**Listed records:**
--------------------------------
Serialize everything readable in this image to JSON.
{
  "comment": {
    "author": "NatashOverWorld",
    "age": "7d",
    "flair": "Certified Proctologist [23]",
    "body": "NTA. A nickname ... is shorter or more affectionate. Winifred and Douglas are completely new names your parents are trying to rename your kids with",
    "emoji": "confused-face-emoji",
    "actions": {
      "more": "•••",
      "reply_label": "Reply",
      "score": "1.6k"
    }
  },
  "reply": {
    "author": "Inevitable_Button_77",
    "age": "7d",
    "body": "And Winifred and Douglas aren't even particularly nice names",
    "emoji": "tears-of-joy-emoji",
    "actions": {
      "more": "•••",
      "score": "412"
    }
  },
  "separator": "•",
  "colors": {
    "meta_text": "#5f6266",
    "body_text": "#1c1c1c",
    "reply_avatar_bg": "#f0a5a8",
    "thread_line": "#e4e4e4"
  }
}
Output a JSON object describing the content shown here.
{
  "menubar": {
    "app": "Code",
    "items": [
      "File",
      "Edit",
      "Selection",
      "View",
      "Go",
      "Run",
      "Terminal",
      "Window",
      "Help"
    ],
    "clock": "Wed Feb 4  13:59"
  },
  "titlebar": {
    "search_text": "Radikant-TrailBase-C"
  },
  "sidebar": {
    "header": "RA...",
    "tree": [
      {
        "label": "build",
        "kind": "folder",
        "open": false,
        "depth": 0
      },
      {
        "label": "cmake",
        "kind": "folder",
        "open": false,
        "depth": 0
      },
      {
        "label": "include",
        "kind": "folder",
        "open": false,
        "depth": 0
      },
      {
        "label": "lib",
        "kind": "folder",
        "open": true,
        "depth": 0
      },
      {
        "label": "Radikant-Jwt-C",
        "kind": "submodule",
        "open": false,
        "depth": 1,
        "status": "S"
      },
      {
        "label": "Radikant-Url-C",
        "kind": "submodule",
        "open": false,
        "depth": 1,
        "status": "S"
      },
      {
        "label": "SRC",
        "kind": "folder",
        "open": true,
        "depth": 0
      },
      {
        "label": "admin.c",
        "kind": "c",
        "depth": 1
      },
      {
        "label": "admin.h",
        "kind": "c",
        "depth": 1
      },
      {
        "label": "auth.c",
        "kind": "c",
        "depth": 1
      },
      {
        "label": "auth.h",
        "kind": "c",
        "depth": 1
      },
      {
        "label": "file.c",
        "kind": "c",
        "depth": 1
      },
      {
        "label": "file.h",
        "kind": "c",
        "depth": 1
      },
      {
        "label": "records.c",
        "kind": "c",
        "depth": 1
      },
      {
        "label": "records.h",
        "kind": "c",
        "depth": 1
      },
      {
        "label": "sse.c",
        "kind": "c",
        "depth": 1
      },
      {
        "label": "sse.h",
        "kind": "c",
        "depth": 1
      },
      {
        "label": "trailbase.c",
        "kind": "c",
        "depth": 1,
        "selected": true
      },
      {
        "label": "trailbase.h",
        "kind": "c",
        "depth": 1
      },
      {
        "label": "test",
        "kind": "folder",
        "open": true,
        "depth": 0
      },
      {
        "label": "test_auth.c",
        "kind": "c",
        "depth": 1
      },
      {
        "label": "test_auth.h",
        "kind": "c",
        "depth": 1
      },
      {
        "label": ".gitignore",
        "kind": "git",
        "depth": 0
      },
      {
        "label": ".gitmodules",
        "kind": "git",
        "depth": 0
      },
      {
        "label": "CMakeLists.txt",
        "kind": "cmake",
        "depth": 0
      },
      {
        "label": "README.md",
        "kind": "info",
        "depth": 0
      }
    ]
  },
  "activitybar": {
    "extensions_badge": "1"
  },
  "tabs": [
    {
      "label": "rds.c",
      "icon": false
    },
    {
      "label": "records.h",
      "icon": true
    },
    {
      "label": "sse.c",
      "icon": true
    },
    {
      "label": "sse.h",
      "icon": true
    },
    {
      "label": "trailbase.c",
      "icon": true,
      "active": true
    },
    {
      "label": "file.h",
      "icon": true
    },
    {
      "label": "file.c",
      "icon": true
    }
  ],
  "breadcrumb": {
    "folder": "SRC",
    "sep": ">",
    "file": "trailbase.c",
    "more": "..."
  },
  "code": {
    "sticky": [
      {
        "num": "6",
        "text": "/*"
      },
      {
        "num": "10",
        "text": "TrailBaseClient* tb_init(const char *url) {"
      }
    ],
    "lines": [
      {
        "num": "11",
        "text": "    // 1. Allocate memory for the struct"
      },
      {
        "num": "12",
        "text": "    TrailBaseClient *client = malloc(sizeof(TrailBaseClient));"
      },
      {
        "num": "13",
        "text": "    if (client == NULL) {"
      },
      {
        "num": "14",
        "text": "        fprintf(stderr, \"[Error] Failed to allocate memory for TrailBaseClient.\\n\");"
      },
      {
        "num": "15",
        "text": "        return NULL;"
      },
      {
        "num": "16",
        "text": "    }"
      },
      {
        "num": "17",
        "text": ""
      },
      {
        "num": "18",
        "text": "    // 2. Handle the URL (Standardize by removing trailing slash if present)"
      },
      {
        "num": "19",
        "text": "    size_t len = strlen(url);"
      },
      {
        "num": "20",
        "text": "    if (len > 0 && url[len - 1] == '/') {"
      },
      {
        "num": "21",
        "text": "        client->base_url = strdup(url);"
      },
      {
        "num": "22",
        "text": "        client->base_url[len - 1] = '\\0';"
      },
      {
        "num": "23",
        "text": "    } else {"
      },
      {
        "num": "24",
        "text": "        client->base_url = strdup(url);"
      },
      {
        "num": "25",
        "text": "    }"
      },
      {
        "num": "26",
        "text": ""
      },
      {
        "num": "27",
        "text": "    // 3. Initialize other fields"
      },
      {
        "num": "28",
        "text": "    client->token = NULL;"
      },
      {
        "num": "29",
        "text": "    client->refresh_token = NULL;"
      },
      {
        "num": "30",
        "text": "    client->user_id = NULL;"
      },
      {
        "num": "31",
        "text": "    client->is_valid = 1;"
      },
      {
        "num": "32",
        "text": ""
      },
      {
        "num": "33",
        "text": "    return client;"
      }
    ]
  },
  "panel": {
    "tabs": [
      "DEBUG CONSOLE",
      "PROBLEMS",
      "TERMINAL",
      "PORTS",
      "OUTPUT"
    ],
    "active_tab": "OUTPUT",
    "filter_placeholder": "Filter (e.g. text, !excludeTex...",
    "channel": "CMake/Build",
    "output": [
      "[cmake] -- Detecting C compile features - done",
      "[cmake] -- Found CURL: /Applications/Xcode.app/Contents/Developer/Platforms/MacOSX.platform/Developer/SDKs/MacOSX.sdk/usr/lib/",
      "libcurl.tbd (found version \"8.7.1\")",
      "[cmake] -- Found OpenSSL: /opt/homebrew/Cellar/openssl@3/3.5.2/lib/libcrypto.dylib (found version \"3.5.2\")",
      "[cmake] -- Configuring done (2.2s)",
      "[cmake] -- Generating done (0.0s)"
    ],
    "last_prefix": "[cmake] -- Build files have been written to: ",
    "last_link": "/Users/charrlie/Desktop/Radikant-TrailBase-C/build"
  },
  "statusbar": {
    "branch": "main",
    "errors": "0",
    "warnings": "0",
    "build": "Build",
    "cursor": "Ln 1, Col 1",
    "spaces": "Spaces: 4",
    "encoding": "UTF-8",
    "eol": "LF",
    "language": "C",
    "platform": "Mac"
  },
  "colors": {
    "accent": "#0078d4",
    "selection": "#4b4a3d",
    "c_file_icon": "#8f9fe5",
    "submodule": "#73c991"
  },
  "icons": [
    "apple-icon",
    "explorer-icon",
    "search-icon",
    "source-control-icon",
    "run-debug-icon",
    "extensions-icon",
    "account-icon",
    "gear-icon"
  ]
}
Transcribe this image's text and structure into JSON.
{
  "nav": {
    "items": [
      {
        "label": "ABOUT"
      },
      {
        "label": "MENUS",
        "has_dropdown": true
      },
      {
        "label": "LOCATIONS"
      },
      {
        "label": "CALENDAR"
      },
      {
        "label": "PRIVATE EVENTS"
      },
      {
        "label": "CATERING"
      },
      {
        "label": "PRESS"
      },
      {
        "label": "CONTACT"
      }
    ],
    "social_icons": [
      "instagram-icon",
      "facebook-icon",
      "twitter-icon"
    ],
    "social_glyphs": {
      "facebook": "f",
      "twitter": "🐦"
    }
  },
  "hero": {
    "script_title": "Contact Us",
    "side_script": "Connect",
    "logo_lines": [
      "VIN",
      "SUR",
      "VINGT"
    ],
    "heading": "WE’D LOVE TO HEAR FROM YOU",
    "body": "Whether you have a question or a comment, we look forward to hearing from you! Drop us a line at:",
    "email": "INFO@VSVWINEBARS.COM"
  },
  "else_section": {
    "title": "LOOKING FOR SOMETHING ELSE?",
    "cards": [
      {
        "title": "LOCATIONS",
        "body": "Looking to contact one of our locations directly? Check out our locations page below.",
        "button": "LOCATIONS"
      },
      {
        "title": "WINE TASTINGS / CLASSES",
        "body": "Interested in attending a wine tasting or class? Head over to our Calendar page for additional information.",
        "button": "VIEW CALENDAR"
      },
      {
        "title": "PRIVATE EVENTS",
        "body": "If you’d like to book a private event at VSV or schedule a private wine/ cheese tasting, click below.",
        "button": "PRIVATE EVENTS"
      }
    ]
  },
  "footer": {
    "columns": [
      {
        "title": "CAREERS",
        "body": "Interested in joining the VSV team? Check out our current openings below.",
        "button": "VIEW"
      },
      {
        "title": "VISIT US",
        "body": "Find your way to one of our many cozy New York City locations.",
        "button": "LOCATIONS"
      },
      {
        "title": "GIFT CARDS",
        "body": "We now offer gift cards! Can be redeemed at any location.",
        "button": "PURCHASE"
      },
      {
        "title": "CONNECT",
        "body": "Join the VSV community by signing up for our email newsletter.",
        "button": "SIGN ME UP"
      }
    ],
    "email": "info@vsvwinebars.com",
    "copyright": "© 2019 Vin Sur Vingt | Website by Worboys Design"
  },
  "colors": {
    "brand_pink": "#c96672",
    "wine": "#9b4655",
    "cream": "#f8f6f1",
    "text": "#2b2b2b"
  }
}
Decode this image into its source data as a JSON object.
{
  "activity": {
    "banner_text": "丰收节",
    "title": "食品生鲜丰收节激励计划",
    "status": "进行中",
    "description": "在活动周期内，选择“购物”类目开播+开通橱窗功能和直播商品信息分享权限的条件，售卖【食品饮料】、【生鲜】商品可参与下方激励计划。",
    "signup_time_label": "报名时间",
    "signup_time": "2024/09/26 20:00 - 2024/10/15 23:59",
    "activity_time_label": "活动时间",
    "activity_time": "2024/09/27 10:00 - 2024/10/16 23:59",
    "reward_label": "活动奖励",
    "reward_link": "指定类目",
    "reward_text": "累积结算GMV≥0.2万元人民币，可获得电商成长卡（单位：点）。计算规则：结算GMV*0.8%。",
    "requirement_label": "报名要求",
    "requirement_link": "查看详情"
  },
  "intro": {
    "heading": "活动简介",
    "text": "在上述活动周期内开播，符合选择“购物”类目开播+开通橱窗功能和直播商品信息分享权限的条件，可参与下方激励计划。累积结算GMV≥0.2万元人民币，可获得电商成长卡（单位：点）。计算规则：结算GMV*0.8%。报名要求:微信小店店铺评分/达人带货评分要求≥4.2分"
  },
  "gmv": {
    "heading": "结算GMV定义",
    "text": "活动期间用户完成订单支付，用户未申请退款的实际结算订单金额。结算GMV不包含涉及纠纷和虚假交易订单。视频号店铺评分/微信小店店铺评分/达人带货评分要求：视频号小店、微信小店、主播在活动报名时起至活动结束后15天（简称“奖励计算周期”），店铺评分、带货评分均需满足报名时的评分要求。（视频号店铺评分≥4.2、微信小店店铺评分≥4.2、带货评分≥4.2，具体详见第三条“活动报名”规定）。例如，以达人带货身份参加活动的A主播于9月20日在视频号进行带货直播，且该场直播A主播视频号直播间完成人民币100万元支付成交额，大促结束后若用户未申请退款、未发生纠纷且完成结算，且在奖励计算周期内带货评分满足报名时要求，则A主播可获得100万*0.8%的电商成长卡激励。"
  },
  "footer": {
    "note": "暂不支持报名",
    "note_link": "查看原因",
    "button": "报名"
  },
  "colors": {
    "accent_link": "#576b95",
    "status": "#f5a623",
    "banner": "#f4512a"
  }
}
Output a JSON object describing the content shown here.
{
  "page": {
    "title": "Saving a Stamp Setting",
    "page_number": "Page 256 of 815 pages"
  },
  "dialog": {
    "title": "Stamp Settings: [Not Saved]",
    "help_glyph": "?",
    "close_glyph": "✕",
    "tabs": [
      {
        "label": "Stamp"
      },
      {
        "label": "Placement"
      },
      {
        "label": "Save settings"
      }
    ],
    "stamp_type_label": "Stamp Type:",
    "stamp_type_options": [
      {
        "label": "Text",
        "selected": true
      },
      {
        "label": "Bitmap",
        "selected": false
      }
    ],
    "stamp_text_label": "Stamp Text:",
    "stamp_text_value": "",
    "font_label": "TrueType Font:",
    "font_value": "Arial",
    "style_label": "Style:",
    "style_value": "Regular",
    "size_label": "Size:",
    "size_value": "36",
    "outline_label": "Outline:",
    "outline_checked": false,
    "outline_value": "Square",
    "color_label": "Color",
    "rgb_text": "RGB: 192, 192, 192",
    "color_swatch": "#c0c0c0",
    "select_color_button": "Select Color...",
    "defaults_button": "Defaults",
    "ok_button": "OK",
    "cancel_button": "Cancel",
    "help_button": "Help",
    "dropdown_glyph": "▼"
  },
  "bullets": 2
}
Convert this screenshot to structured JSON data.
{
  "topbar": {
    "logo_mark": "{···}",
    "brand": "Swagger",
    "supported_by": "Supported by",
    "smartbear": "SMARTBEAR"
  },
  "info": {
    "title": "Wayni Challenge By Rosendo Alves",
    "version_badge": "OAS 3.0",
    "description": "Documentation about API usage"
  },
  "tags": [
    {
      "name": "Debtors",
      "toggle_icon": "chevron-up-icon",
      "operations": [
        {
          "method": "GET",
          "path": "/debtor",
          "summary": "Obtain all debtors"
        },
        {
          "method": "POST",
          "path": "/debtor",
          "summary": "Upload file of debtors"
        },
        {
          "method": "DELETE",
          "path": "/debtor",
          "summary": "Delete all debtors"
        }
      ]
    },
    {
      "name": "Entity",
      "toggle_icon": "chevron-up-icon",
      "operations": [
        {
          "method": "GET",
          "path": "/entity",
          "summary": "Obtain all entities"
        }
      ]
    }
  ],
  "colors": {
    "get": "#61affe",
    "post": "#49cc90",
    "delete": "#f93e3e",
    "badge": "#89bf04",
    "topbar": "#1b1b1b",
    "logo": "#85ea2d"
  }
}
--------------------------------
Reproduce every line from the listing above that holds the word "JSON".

**Final answer:**
Serialize everything readable in this image to JSON.
Output a JSON object describing the content shown here.
Transcribe this image's text and structure into JSON.
Decode this image into its source data as a JSON object.
Output a JSON object describing the content shown here.
Convert this screenshot to structured JSON data.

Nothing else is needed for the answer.